Just because your home meets the code doesn’t mean it will be comfortable





Current codes are outdated. Most builders will only meet the absolute bare minimum, which, in our professional opinion, is simply not enough. For example, code states that when windows and doors account for less than 8% of the total wall area of your home, then the R-Value for attic insulation required to meet code would be R-30. While that may meet code, in the St. Louis Area the EnergyStar recommended R-Value for optimal energy efficiency is actually between R-38 and R-60.


Air sealing makes a huge difference

Even if your home has a good amount of insulation, unwanted airflow could lessen the effectiveness of that insulation.  A Blower Door Test allows us to quantify the number of air changes within a house.  EnergyStar standards are 6-9 air changes per hour at 50 Pascals. The home we worked on recently was brand new and had 13 air changes. This proves that the builder/contractor did nothing to air seal the home before installing insulation. This home will most likely stand for another 50-100 years and be sucking up much more energy than it should.


Insist that your builder go over your options

You do not have to allow contractors to do what they think is best.
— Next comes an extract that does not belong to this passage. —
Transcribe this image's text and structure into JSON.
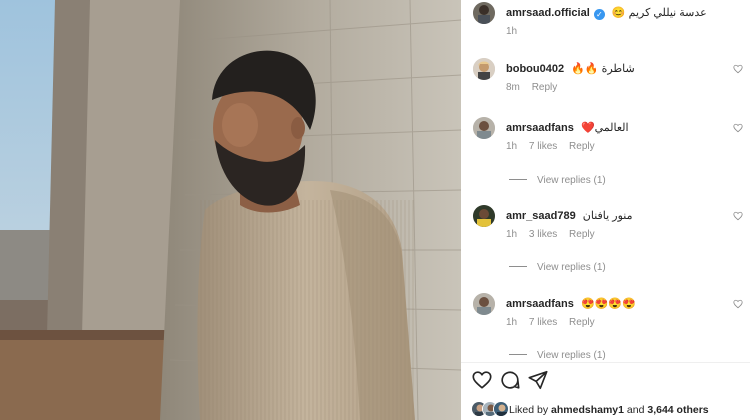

Insist that they go over your options for insulation and air sealing measures. Educate yourself so that you know the difference between “up to code” and “up to energy efficiency standards.”  Until the codes catch up to efficiency standards, it is up to the homeowners and builders to work together to build homes that will be comfortable and not drain too heavily on the environment.


Building smart has a net zero increase in cost

You may think that more insulation and more air sealing will end up costing you more out of pocket, but this is simply not true.  Let’s say you are building a house with a total home loan of $250,000. The initial costs of the additional insulation and air sealing measures will cost more, but you will be able to reduce the size of your HVAC equipment because the home will be much easier to heat and cool. If you add in LED lighting and EnergyStar rated appliances you may end up paying $50-$75 more per month on your mortgage, but your utility payments will be cut in half. So, in the end, you will actually be saving money each month and your home will be exponentially more comfortable.


We are always happy to answer your questions about energy efficiency. Give us a call or send us an email anytime.